» To do: Skip the images and copy each record exactly as written.

Interface dataset entries:
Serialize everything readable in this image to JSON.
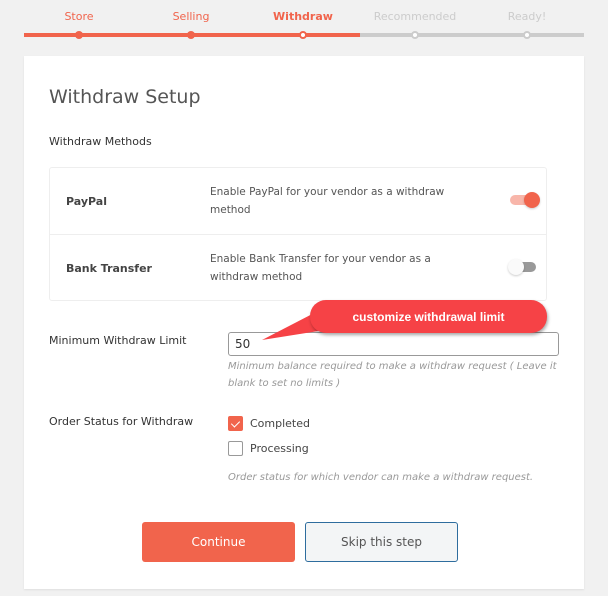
{
  "steps": [
    {
      "label": "Store",
      "state": "done"
    },
    {
      "label": "Selling",
      "state": "done"
    },
    {
      "label": "Withdraw",
      "state": "active"
    },
    {
      "label": "Recommended",
      "state": "todo"
    },
    {
      "label": "Ready!",
      "state": "todo"
    }
  ],
  "page": {
    "title": "Withdraw Setup",
    "methods_label": "Withdraw Methods"
  },
  "methods": [
    {
      "name": "PayPal",
      "description": "Enable PayPal for your vendor as a withdraw method",
      "enabled": true
    },
    {
      "name": "Bank Transfer",
      "description": "Enable Bank Transfer for your vendor as a withdraw method",
      "enabled": false
    }
  ],
  "limit": {
    "label": "Minimum Withdraw Limit",
    "value": "50",
    "hint": "Minimum balance required to make a withdraw request ( Leave it blank to set no limits )"
  },
  "order_status": {
    "label": "Order Status for Withdraw",
    "options": [
      {
        "label": "Completed",
        "checked": true
      },
      {
        "label": "Processing",
        "checked": false
      }
    ],
    "hint": "Order status for which vendor can make a withdraw request."
  },
  "buttons": {
    "continue": "Continue",
    "skip": "Skip this step"
  },
  "annotation": {
    "text": "customize withdrawal limit"
  },
  "colors": {
    "accent": "#f1644c",
    "inactive": "#cccccc",
    "annotation": "#f64246"
  }
}
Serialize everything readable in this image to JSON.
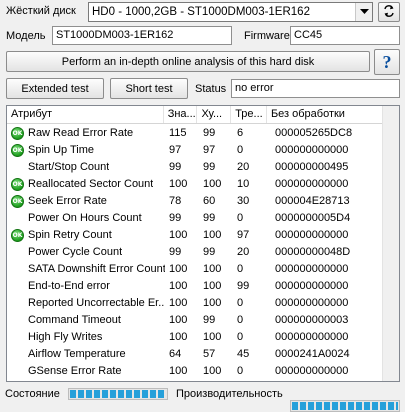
{
  "header": {
    "drive_label": "Жёсткий диск",
    "drive_value": "HD0 - 1000,2GB - ST1000DM003-1ER162",
    "refresh_icon": "refresh-icon"
  },
  "info": {
    "model_label": "Модель",
    "model_value": "ST1000DM003-1ER162",
    "firmware_label": "Firmware",
    "firmware_value": "CC45"
  },
  "actions": {
    "online_analysis_label": "Perform an in-depth online analysis of this hard disk",
    "help_label": "?",
    "extended_test_label": "Extended test",
    "short_test_label": "Short test",
    "status_label": "Status",
    "status_value": "no error"
  },
  "table": {
    "columns": [
      "Атрибут",
      "Зна...",
      "Ху...",
      "Тре...",
      "Без обработки"
    ],
    "rows": [
      {
        "icon": "ok",
        "name": "Raw Read Error Rate",
        "value": "115",
        "worst": "99",
        "threshold": "6",
        "raw": "000005265DC8"
      },
      {
        "icon": "ok",
        "name": "Spin Up Time",
        "value": "97",
        "worst": "97",
        "threshold": "0",
        "raw": "000000000000"
      },
      {
        "icon": "",
        "name": "Start/Stop Count",
        "value": "99",
        "worst": "99",
        "threshold": "20",
        "raw": "000000000495"
      },
      {
        "icon": "ok",
        "name": "Reallocated Sector Count",
        "value": "100",
        "worst": "100",
        "threshold": "10",
        "raw": "000000000000"
      },
      {
        "icon": "ok",
        "name": "Seek Error Rate",
        "value": "78",
        "worst": "60",
        "threshold": "30",
        "raw": "000004E28713"
      },
      {
        "icon": "",
        "name": "Power On Hours Count",
        "value": "99",
        "worst": "99",
        "threshold": "0",
        "raw": "0000000005D4"
      },
      {
        "icon": "ok",
        "name": "Spin Retry Count",
        "value": "100",
        "worst": "100",
        "threshold": "97",
        "raw": "000000000000"
      },
      {
        "icon": "",
        "name": "Power Cycle Count",
        "value": "99",
        "worst": "99",
        "threshold": "20",
        "raw": "00000000048D"
      },
      {
        "icon": "",
        "name": "SATA Downshift Error Count",
        "value": "100",
        "worst": "100",
        "threshold": "0",
        "raw": "000000000000"
      },
      {
        "icon": "",
        "name": "End-to-End error",
        "value": "100",
        "worst": "100",
        "threshold": "99",
        "raw": "000000000000"
      },
      {
        "icon": "",
        "name": "Reported Uncorrectable Er...",
        "value": "100",
        "worst": "100",
        "threshold": "0",
        "raw": "000000000000"
      },
      {
        "icon": "",
        "name": "Command Timeout",
        "value": "100",
        "worst": "99",
        "threshold": "0",
        "raw": "000000000003"
      },
      {
        "icon": "",
        "name": "High Fly Writes",
        "value": "100",
        "worst": "100",
        "threshold": "0",
        "raw": "000000000000"
      },
      {
        "icon": "",
        "name": "Airflow Temperature",
        "value": "64",
        "worst": "57",
        "threshold": "45",
        "raw": "0000241A0024"
      },
      {
        "icon": "",
        "name": "GSense Error Rate",
        "value": "100",
        "worst": "100",
        "threshold": "0",
        "raw": "000000000000"
      }
    ]
  },
  "footer": {
    "state_label": "Состояние",
    "state_level": 1.0,
    "performance_label": "Производительность",
    "performance_level": 1.0,
    "bar_color": "#26a0da"
  }
}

» Task response:
Serialize everything readable in this image to JSON.
{
  "steps": [
    {
      "label": "Store",
      "state": "done"
    },
    {
      "label": "Selling",
      "state": "done"
    },
    {
      "label": "Withdraw",
      "state": "active"
    },
    {
      "label": "Recommended",
      "state": "todo"
    },
    {
      "label": "Ready!",
      "state": "todo"
    }
  ],
  "page": {
    "title": "Withdraw Setup",
    "methods_label": "Withdraw Methods"
  },
  "methods": [
    {
      "name": "PayPal",
      "description": "Enable PayPal for your vendor as a withdraw method",
      "enabled": true
    },
    {
      "name": "Bank Transfer",
      "description": "Enable Bank Transfer for your vendor as a withdraw method",
      "enabled": false
    }
  ],
  "limit": {
    "label": "Minimum Withdraw Limit",
    "value": "50",
    "hint": "Minimum balance required to make a withdraw request ( Leave it blank to set no limits )"
  },
  "order_status": {
    "label": "Order Status for Withdraw",
    "options": [
      {
        "label": "Completed",
        "checked": true
      },
      {
        "label": "Processing",
        "checked": false
      }
    ],
    "hint": "Order status for which vendor can make a withdraw request."
  },
  "buttons": {
    "continue": "Continue",
    "skip": "Skip this step"
  },
  "annotation": {
    "text": "customize withdrawal limit"
  },
  "colors": {
    "accent": "#f1644c",
    "inactive": "#cccccc",
    "annotation": "#f64246"
  }
}
Serialize everything readable in this image to JSON.
{
  "header": {
    "drive_label": "Жёсткий диск",
    "drive_value": "HD0 - 1000,2GB - ST1000DM003-1ER162",
    "refresh_icon": "refresh-icon"
  },
  "info": {
    "model_label": "Модель",
    "model_value": "ST1000DM003-1ER162",
    "firmware_label": "Firmware",
    "firmware_value": "CC45"
  },
  "actions": {
    "online_analysis_label": "Perform an in-depth online analysis of this hard disk",
    "help_label": "?",
    "extended_test_label": "Extended test",
    "short_test_label": "Short test",
    "status_label": "Status",
    "status_value": "no error"
  },
  "table": {
    "columns": [
      "Атрибут",
      "Зна...",
      "Ху...",
      "Тре...",
      "Без обработки"
    ],
    "rows": [
      {
        "icon": "ok",
        "name": "Raw Read Error Rate",
        "value": "115",
        "worst": "99",
        "threshold": "6",
        "raw": "000005265DC8"
      },
      {
        "icon": "ok",
        "name": "Spin Up Time",
        "value": "97",
        "worst": "97",
        "threshold": "0",
        "raw": "000000000000"
      },
      {
        "icon": "",
        "name": "Start/Stop Count",
        "value": "99",
        "worst": "99",
        "threshold": "20",
        "raw": "000000000495"
      },
      {
        "icon": "ok",
        "name": "Reallocated Sector Count",
        "value": "100",
        "worst": "100",
        "threshold": "10",
        "raw": "000000000000"
      },
      {
        "icon": "ok",
        "name": "Seek Error Rate",
        "value": "78",
        "worst": "60",
        "threshold": "30",
        "raw": "000004E28713"
      },
      {
        "icon": "",
        "name": "Power On Hours Count",
        "value": "99",
        "worst": "99",
        "threshold": "0",
        "raw": "0000000005D4"
      },
      {
        "icon": "ok",
        "name": "Spin Retry Count",
        "value": "100",
        "worst": "100",
        "threshold": "97",
        "raw": "000000000000"
      },
      {
        "icon": "",
        "name": "Power Cycle Count",
        "value": "99",
        "worst": "99",
        "threshold": "20",
        "raw": "00000000048D"
      },
      {
        "icon": "",
        "name": "SATA Downshift Error Count",
        "value": "100",
        "worst": "100",
        "threshold": "0",
        "raw": "000000000000"
      },
      {
        "icon": "",
        "name": "End-to-End error",
        "value": "100",
        "worst": "100",
        "threshold": "99",
        "raw": "000000000000"
      },
      {
        "icon": "",
        "name": "Reported Uncorrectable Er...",
        "value": "100",
        "worst": "100",
        "threshold": "0",
        "raw": "000000000000"
      },
      {
        "icon": "",
        "name": "Command Timeout",
        "value": "100",
        "worst": "99",
        "threshold": "0",
        "raw": "000000000003"
      },
      {
        "icon": "",
        "name": "High Fly Writes",
        "value": "100",
        "worst": "100",
        "threshold": "0",
        "raw": "000000000000"
      },
      {
        "icon": "",
        "name": "Airflow Temperature",
        "value": "64",
        "worst": "57",
        "threshold": "45",
        "raw": "0000241A0024"
      },
      {
        "icon": "",
        "name": "GSense Error Rate",
        "value": "100",
        "worst": "100",
        "threshold": "0",
        "raw": "000000000000"
      }
    ]
  },
  "footer": {
    "state_label": "Состояние",
    "state_level": 1.0,
    "performance_label": "Производительность",
    "performance_level": 1.0,
    "bar_color": "#26a0da"
  }
}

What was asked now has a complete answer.